(WHAT THE TASK REQUIRES): Show each line of the data below that has the string "config" in it.

== Segment start ==

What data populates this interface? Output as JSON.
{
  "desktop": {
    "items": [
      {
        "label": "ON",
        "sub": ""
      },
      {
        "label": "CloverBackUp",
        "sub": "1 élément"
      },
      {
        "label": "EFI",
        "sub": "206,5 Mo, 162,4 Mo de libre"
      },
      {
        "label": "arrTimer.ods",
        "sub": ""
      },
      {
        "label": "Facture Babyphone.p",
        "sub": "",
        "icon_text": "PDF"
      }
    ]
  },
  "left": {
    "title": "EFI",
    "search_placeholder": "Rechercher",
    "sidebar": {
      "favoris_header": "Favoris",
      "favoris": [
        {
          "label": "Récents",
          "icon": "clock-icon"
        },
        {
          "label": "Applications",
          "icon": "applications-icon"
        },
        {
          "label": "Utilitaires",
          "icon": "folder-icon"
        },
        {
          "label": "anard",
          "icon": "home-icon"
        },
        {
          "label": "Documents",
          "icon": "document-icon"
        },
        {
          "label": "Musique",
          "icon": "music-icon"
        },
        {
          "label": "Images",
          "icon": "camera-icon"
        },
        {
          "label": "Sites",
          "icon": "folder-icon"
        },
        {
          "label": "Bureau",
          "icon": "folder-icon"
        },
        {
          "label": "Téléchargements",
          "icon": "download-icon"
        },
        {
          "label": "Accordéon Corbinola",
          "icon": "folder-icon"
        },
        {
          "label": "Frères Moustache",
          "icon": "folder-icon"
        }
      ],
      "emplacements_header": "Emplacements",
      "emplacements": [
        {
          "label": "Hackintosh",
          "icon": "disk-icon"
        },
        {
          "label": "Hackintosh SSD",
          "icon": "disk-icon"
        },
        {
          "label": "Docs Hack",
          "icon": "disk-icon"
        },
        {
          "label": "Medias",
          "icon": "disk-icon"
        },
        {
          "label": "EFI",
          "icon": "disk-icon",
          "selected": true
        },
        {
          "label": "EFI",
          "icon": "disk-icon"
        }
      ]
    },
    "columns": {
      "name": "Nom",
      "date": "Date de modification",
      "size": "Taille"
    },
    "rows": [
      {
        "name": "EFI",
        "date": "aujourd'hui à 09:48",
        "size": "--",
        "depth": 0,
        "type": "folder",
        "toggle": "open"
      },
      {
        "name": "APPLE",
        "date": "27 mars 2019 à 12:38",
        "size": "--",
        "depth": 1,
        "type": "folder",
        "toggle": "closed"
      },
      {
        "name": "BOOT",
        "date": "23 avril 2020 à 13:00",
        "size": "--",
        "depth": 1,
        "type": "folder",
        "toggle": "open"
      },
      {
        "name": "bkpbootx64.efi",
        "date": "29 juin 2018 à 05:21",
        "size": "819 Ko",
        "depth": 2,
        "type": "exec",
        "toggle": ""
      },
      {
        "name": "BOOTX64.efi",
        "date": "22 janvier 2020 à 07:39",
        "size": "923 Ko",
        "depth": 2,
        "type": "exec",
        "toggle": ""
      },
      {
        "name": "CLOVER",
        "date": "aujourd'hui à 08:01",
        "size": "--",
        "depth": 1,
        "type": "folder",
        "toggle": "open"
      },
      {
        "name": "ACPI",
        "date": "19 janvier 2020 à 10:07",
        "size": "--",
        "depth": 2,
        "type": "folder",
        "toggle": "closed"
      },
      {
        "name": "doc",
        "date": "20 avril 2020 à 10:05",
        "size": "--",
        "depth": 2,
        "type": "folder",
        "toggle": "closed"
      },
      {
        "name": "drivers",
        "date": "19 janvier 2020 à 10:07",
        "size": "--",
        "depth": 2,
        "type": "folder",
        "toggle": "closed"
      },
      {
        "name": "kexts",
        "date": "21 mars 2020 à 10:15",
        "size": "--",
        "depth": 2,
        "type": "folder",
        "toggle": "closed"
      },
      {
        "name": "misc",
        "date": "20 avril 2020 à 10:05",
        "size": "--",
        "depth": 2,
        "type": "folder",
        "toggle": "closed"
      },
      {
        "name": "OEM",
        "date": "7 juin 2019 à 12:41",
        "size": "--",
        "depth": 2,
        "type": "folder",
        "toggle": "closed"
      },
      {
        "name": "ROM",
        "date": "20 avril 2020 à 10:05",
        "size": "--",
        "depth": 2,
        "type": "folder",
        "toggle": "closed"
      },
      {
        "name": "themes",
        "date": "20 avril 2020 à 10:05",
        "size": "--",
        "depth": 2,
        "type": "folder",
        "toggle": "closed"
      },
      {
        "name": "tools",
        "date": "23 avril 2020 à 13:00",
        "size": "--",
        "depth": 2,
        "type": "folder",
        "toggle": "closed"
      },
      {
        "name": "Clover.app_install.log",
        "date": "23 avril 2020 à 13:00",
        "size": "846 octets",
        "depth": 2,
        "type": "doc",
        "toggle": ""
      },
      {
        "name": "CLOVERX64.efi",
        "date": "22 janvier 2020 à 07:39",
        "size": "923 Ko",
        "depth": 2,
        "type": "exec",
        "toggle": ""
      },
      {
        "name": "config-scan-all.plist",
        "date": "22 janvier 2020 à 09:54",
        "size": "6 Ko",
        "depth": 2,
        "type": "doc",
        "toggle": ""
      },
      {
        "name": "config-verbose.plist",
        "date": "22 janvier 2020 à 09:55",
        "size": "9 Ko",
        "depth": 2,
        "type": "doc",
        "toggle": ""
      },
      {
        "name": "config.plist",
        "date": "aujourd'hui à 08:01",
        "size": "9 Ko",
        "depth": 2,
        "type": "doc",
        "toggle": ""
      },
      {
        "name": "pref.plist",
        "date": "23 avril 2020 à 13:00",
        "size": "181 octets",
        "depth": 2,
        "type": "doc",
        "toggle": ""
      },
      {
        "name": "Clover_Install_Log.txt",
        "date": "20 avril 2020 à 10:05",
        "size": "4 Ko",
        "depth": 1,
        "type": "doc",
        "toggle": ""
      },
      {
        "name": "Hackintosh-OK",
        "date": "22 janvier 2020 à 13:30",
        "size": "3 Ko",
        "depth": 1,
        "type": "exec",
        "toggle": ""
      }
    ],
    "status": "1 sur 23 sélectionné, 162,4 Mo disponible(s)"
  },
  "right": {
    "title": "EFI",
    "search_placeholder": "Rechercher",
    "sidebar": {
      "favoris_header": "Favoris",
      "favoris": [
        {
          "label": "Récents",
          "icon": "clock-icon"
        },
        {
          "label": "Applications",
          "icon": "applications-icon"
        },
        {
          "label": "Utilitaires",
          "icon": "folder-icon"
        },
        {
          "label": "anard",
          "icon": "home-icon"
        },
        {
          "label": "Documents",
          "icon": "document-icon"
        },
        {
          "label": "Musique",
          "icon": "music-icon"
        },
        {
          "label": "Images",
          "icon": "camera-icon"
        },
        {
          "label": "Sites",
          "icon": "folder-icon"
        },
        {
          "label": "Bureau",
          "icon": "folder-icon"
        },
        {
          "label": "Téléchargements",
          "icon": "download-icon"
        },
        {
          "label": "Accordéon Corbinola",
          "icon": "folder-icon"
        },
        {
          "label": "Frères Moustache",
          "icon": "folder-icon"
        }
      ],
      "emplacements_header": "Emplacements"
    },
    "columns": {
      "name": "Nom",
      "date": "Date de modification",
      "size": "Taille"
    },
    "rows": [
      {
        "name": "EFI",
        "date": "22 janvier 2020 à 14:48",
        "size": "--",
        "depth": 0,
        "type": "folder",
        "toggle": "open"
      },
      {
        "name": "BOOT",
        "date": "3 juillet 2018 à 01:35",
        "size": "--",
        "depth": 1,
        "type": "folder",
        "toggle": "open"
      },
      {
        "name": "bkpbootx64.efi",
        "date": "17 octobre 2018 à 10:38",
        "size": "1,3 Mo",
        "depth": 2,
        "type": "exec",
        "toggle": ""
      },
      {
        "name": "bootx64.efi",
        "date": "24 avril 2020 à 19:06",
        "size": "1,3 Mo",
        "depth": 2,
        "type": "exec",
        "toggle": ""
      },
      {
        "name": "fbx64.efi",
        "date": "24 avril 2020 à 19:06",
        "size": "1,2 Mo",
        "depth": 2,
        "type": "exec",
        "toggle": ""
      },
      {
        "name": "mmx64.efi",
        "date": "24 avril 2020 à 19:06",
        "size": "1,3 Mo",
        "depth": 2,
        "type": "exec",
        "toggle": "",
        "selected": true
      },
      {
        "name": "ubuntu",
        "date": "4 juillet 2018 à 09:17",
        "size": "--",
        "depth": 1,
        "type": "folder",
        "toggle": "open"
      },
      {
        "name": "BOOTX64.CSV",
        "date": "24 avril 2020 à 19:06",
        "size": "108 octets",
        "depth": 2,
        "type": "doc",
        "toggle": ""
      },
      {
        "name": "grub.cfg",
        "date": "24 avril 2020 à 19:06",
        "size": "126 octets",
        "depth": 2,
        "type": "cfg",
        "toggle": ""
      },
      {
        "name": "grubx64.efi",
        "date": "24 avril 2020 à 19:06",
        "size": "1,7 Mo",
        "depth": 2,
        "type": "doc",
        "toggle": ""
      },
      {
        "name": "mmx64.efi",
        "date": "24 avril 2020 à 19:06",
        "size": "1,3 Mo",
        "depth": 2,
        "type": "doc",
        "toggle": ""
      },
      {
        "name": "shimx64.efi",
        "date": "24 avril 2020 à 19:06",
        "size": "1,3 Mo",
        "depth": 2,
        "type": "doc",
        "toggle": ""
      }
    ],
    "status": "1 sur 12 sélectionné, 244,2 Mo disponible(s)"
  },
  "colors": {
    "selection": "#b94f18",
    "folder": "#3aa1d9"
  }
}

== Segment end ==

(ANSWER FOR THE TASK):
        "name": "config-scan-all.plist",
        "name": "config-verbose.plist",
        "name": "config.plist",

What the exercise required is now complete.